__Work required__
Your response should be every line from the entries that includes the string "colección".

Website and app data records
==============================
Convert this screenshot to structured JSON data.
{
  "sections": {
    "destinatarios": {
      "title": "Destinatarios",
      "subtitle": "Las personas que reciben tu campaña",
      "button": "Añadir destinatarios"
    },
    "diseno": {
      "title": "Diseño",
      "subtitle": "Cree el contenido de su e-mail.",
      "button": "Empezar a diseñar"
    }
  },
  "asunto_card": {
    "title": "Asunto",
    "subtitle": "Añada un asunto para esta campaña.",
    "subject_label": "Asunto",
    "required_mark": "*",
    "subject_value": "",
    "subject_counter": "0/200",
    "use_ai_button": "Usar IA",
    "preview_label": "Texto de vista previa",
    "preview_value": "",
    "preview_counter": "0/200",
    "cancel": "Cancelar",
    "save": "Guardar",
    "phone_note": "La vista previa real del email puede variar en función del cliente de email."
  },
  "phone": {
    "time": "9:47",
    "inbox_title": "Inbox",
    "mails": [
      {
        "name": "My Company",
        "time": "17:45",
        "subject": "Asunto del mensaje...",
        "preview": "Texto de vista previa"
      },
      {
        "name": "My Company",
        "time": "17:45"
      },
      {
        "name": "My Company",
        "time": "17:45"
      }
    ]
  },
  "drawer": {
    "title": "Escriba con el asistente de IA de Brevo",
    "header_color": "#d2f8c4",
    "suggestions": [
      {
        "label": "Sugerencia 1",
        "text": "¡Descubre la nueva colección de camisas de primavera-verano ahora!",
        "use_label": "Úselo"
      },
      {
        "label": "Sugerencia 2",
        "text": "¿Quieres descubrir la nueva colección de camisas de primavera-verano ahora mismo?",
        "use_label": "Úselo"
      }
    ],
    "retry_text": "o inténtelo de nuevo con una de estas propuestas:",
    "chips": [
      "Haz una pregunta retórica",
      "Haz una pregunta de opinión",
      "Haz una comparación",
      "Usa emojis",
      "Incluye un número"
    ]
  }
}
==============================
__Solved exercise__
        "text": "¡Descubre la nueva colección de camisas de primavera-verano ahora!",
        "text": "¿Quieres descubrir la nueva colección de camisas de primavera-verano ahora mismo?",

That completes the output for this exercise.